“We see this racist attack on Nkosazana Dlamini Zuma as an attack on our hard-earned democracy, and women in particular. This racist has grossly undermined the human rights of Dlamini Zuma. We urge the police to arrest him,” said provincial secretary Nonhlahla Gabela.
The ANCWL said it believed the attacks on Dlamini Zuma stemmed from her hardline stance on the ban of tobacco products in the country.
The group said it stood firm on the tobacco ban and reaffirmed its support for this stance due to the detrimental effects of cigarette products on the health of smokers and non-smokers alike.
In a separate statement, the Western Cape ANCYL said it was “outraged and incensed by the cruel, racist, and misogynist” attack on Dlamini Zuma.
“We thought that in building a non-racial society and forging national unity and also reconciliation, the racists would grow quiet. We were wrong. In the past few years, we have seen racists in the white community boldly stepping out and venting their poisonous and hate-filled views,” the league said.
It said it would lay a charge at the Equality Court in Cape Town today against the man who allegedly posted the racist image and comment. “We hope that this court will treat our complaint as an urgent one, because these racist views are not only a wanton abuse of freedom of expression, but can also stir up racial tensions,” the league said.
In a statement on Saturday, ANC spokesperson Pule Mabe condemned the attack on Dlamini Zuma, saying the comments were “racist, sexist and misogynistic”.

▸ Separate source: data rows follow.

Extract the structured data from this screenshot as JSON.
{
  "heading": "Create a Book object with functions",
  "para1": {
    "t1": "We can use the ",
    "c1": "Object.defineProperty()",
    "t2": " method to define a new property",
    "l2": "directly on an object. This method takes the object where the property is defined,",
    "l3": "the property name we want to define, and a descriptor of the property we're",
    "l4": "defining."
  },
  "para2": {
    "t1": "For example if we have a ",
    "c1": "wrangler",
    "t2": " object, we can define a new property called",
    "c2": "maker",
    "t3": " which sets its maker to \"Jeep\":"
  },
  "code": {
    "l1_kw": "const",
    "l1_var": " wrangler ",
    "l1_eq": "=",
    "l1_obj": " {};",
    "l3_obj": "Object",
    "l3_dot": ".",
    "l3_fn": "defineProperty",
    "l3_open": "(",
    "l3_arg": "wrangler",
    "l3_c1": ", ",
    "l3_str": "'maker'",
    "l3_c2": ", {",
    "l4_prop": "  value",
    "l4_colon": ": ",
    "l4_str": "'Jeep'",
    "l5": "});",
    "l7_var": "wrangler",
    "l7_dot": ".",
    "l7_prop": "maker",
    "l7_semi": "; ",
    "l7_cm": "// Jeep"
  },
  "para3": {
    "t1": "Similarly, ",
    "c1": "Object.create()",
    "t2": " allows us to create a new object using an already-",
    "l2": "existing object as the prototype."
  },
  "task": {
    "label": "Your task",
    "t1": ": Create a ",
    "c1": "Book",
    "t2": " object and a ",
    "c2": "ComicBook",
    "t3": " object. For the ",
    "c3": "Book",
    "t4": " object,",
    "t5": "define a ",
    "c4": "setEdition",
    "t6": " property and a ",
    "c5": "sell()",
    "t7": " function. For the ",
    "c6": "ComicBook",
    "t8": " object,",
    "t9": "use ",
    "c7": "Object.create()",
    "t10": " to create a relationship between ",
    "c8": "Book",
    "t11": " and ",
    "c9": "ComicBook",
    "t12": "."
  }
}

“We view this as a gross human rights violation and add our voice to calls made by the ANCWL for the Human Rights Commission and SAPS to immediately investigate and take appropriate action in this matter.”